There are many benefits to Facebook. For example, we can catch up with people who we have lost contact with in the past, organise events and, more importantly, increase our social interaction which has been proven to reduce stress and tension. However, there are disadvantages which we sometimes overlook. How often is it that people simply pass other people in the corridor or street, who on Facebook have been given the term “friend”? Surely a more appropriate label would be “acquaintance”. How many others could this label apply to? Admittedly, many people do not get lulled into the false idea that these people really are their true friends. However, some people end up diluting their relationships with their true friends or even losing them altogether. This leads to them having lots of “friends” both online and in the flesh but few, if any, ‘true’ friends. We should question whether we would really be friends with these people if it wasn’t for the digital connection between us all. How many of these people really have our best interests at heart?
This then begs the question of how this will change in the future. Some things are certain, for example, almost 700,000 new people have access to the internet every day and this is likely to continue for the foreseeable future. The speed and ease of using the internet is also increasing daily. The obvious benefits of social media are increasing all the time. Furthermore, with 4G (faster mobile internet*) being released shortly in many major cities in the UK, the internet will become even more accessible on the move and who is to say that it will not be normal for people, in a decade or two, to have friends who they will never meet face to face in their entire life time. Yet, there is one thing that all Facebook users will do well to remember which is that social media should only be used to supplement our real life relationships rather than be a complete substitute for face to face interaction, as proper social interaction is a necessity for us all.
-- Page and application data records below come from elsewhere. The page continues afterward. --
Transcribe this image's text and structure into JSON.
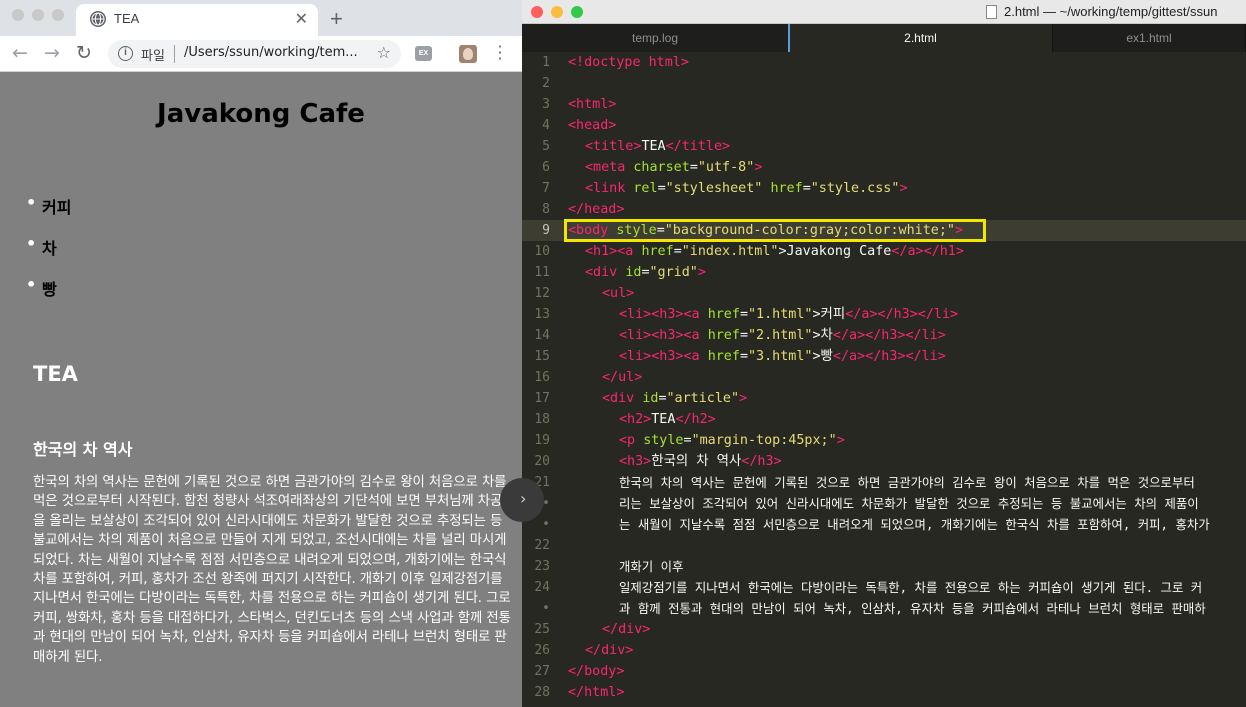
{
  "browser": {
    "tab_title": "TEA",
    "close_glyph": "✕",
    "new_tab_glyph": "+",
    "address_scheme": "파일",
    "address_url": "/Users/ssun/working/tem...",
    "extension_label": "EX",
    "page": {
      "h1": "Javakong Cafe",
      "menu_items": [
        "커피",
        "차",
        "빵"
      ],
      "h2": "TEA",
      "h3": "한국의 차 역사",
      "paragraph": "한국의 차의 역사는 문헌에 기록된 것으로 하면 금관가야의 김수로 왕이 처음으로 차를 먹은 것으로부터 시작된다. 합천 청량사 석조여래좌상의 기단석에 보면 부처님께 차공양을 올리는 보살상이 조각되어 있어 신라시대에도 차문화가 발달한 것으로 추정되는 등 불교에서는 차의 제품이 처음으로 만들어 지게 되었고, 조선시대에는 차를 널리 마시게 되었다. 차는 새월이 지날수록 점점 서민층으로 내려오게 되었으며, 개화기에는 한국식 차를 포함하여, 커피, 홍차가 조선 왕족에 퍼지기 시작한다. 개화기 이후 일제강점기를 지나면서 한국에는 다방이라는 독특한, 차를 전용으로 하는 커피숍이 생기게 된다. 그로 커피, 쌍화차, 홍차 등을 대접하다가, 스타벅스, 던킨도너츠 등의 스낵 사업과 함께 전통과 현대의 만남이 되어 녹차, 인삼차, 유자차 등을 커피숍에서 라테나 브런치 형태로 판매하게 된다."
    }
  },
  "editor": {
    "window_title": "2.html — ~/working/temp/gittest/ssun",
    "tabs": [
      "temp.log",
      "2.html",
      "ex1.html"
    ],
    "active_tab": "2.html",
    "line_numbers": [
      "1",
      "2",
      "3",
      "4",
      "5",
      "6",
      "7",
      "8",
      "9",
      "10",
      "11",
      "12",
      "13",
      "14",
      "15",
      "16",
      "17",
      "18",
      "19",
      "20",
      "21",
      "•",
      "•",
      "22",
      "23",
      "24",
      "•",
      "25",
      "26",
      "27",
      "28"
    ],
    "code": {
      "l1": "<!doctype html>",
      "l3": "<html>",
      "l4": "<head>",
      "l5_tag_open": "<title>",
      "l5_text": "TEA",
      "l5_tag_close": "</title>",
      "l6_tag": "<meta",
      "l6_attr": "charset",
      "l6_eq": "=",
      "l6_str": "\"utf-8\"",
      "l6_end": ">",
      "l7_tag": "<link",
      "l7_attr1": "rel",
      "l7_str1": "\"stylesheet\"",
      "l7_attr2": "href",
      "l7_str2": "\"style.css\"",
      "l7_end": ">",
      "l8": "</head>",
      "l9_tag": "<body",
      "l9_attr": "style",
      "l9_str": "\"background-color:gray;color:white;\"",
      "l9_end": ">",
      "l10_a": "<h1><a",
      "l10_attr": "href",
      "l10_str": "\"index.html\"",
      "l10_text": ">Javakong Cafe",
      "l10_end": "</a></h1>",
      "l11_tag": "<div",
      "l11_attr": "id",
      "l11_str": "\"grid\"",
      "l11_end": ">",
      "l12": "<ul>",
      "l13_a": "<li><h3><a",
      "l13_attr": "href",
      "l13_str": "\"1.html\"",
      "l13_text": ">커피",
      "l13_end": "</a></h3></li>",
      "l14_a": "<li><h3><a",
      "l14_attr": "href",
      "l14_str": "\"2.html\"",
      "l14_text": ">차",
      "l14_end": "</a></h3></li>",
      "l15_a": "<li><h3><a",
      "l15_attr": "href",
      "l15_str": "\"3.html\"",
      "l15_text": ">빵",
      "l15_end": "</a></h3></li>",
      "l16": "</ul>",
      "l17_tag": "<div",
      "l17_attr": "id",
      "l17_str": "\"article\"",
      "l17_end": ">",
      "l18_open": "<h2>",
      "l18_text": "TEA",
      "l18_close": "</h2>",
      "l19_tag": "<p",
      "l19_attr": "style",
      "l19_str": "\"margin-top:45px;\"",
      "l19_end": ">",
      "l20_open": "<h3>",
      "l20_text": "한국의 차 역사",
      "l20_close": "</h3>",
      "l21a": "한국의 차의 역사는 문헌에 기록된 것으로 하면 금관가야의 김수로 왕이 처음으로 차를 먹은 것으로부터",
      "l21b": "리는 보살상이 조각되어 있어 신라시대에도 차문화가 발달한 것으로 추정되는 등 불교에서는 차의 제품이",
      "l21c": "는 새월이 지날수록 점점 서민층으로 내려오게 되었으며, 개화기에는 한국식 차를 포함하여, 커피, 홍차가",
      "l23": "개화기 이후",
      "l24a": "일제강점기를 지나면서 한국에는 다방이라는 독특한, 차를 전용으로 하는 커피숍이 생기게 된다. 그로 커",
      "l24b": "과 함께 전통과 현대의 만남이 되어 녹차, 인삼차, 유자차 등을 커피숍에서 라테나 브런치 형태로 판매하",
      "l25": "</div>",
      "l26": "</div>",
      "l27": "</body>",
      "l28": "</html>"
    }
  },
  "colors": {
    "page_background": "#808080",
    "editor_background": "#272822",
    "tag": "#f92672",
    "attribute": "#a6e22e",
    "string": "#e6db74",
    "highlight_box": "#f5e600"
  }
}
*faster than most houses in the UK get now through a wired connection (up to 30Mb/s).
Contributed by Jack Pearce